>> China's getting tough with its neighbor, slamming the door on North Korea's big cross border export, coal. It's Beijing's way of saying enough is enough after Pyongyang's latest missile test. According to experts, China could squeeze the country a lot harder, stopping all trade, including oil and food, and banning flights and financial transactions.
But it hasn't. Reuters' Ben Blanchard explains why.>> China's big fear has always been that if it pushes North Korea too far, or if it cuts North Korea off completely, then North Korea can simply collapse, unleashing a wave of very destabilizing refugees up into China's northeast. There's also another fear, of course, that maybe one day North Korea's missiles that are now aimed really at Tokyo, or Seoul, or Los Angeles, could in fact, one day end up being pointed at China.
That really is a nightmare scenario for China, seeing its erstwhile ally, perhaps, really going bad and firing off a nuclear bomb at China. China is considered North Korea's last real ally, which is why Donald Trump says it should be doing more to bring its neighbor in line. But according to Beijing, it's Washington's job to hammer things out with Pyongyang one on one.

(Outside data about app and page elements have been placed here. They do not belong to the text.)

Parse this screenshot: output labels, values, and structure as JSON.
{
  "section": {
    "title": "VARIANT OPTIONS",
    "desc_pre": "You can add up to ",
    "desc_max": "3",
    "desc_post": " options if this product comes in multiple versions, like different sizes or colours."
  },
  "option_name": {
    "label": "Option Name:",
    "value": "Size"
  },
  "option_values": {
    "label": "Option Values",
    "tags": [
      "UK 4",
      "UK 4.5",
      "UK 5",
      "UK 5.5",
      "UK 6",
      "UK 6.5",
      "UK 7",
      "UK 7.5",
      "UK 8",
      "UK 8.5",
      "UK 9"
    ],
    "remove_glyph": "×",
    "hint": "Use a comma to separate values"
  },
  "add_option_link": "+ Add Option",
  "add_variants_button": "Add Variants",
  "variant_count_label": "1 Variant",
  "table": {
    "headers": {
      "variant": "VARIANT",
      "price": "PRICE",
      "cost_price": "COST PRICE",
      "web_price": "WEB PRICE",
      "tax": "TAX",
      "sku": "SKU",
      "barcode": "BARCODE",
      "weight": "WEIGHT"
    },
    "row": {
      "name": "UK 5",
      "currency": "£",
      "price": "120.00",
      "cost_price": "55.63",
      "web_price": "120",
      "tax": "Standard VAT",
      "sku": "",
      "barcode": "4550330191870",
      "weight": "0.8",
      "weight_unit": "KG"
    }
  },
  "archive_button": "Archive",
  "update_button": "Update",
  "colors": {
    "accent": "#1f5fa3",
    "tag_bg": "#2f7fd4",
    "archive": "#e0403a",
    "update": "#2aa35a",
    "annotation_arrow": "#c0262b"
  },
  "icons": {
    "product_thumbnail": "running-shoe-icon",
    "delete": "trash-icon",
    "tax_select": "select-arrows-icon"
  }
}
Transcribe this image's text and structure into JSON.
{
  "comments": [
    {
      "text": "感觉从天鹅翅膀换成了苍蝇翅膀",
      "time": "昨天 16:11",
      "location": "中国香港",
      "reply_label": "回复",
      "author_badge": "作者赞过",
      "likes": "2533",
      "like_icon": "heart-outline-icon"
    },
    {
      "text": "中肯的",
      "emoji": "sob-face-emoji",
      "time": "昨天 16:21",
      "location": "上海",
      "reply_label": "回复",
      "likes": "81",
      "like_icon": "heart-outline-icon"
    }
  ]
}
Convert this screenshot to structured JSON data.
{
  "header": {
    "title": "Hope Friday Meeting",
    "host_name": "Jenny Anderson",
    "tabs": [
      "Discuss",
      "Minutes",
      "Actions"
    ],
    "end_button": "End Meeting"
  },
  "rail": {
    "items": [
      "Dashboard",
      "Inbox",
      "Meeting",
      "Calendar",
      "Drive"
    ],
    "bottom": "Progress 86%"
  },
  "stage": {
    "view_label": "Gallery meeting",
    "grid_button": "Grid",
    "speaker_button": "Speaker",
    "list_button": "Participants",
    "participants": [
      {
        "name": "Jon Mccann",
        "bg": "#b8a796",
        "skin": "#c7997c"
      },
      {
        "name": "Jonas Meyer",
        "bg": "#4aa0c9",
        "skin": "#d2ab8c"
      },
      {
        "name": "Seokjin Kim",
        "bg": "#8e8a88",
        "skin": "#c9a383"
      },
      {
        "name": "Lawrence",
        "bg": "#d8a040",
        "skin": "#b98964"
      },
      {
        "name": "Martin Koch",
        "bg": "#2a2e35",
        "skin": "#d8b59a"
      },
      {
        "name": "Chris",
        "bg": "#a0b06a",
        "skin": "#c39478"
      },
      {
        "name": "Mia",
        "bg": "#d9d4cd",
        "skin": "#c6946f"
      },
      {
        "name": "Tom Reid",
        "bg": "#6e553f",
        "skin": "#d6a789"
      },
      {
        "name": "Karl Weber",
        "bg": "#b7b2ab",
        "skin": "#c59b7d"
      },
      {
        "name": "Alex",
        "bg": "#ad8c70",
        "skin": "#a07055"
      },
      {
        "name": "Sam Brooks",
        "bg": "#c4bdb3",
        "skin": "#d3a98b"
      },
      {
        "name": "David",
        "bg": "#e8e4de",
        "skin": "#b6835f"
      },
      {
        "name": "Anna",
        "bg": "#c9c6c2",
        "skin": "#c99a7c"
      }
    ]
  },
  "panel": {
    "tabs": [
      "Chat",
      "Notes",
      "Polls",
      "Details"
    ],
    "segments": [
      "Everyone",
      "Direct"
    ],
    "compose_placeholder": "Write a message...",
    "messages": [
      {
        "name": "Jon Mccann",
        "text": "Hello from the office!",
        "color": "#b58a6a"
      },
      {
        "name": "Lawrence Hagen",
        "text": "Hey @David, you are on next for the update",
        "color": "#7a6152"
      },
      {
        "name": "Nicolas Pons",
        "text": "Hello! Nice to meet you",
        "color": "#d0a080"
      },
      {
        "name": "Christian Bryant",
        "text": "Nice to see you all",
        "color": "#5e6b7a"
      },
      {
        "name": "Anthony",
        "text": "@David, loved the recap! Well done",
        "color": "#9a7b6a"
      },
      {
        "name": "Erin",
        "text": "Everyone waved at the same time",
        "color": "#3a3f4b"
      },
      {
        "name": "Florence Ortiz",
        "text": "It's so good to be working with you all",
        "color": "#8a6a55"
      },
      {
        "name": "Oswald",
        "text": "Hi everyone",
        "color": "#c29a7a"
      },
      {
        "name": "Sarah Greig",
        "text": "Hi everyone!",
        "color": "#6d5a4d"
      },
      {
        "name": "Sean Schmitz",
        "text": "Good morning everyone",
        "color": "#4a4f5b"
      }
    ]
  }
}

>> And that's always really been China's mantra when it comes to North Korea. That at the end of the day, ultimately, this is a problem between North Korea and the United States. Sanctions, military threats, everything like that will not help the problem. The only thing that will help the problem is direct talks between North Korea and the United States.
And China has said repeatedly, we are willing, we are happy to play a mediation role in this regard.>> Experts say China's coal move may prove painful enough to bring Pyongyang to the negotiating table. Meanwhile, relations between the two former friends continue to sour. As leader Kim Jong-un pursues his nuclear dream, he's still yet to meet with Chinese President Xi Jinping.